* _What is being asked_:
From the entries below, copy every line that holds the word "content".

* _Items listed in a dataset_:
[Start of Attachment]
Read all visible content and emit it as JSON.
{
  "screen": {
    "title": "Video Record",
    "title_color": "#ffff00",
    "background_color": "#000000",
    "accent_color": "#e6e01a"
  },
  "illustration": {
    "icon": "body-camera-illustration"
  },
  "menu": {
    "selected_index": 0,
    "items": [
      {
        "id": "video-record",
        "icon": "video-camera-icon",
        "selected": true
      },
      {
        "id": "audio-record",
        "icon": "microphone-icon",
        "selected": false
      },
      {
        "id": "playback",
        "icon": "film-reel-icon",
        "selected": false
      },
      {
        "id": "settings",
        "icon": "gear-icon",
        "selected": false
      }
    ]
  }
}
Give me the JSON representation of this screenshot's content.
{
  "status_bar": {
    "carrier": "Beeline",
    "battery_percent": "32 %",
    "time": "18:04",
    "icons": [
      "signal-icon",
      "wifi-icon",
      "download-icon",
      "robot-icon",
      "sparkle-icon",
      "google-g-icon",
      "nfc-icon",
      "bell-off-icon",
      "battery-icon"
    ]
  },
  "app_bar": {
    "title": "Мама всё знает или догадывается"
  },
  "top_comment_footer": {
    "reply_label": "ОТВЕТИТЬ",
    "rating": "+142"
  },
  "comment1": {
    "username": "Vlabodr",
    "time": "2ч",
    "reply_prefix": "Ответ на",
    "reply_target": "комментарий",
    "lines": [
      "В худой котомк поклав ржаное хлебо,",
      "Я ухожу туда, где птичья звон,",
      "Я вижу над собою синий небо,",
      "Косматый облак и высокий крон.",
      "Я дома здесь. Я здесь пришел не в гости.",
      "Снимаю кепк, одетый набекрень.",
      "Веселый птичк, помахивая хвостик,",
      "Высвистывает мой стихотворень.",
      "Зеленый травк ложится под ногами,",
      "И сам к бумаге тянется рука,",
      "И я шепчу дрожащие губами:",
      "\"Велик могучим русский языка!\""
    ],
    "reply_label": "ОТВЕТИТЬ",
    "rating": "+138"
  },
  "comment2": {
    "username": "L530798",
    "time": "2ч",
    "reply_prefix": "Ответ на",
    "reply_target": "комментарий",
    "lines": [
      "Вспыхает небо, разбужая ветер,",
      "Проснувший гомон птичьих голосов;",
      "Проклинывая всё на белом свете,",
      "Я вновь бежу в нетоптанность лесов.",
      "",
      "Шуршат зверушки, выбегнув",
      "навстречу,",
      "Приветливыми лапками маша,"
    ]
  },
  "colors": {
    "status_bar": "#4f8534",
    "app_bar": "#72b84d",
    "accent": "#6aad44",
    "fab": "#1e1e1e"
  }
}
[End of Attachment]
* _Written answer_:
Read all visible content and emit it as JSON.
Give me the JSON representation of this screenshot's content.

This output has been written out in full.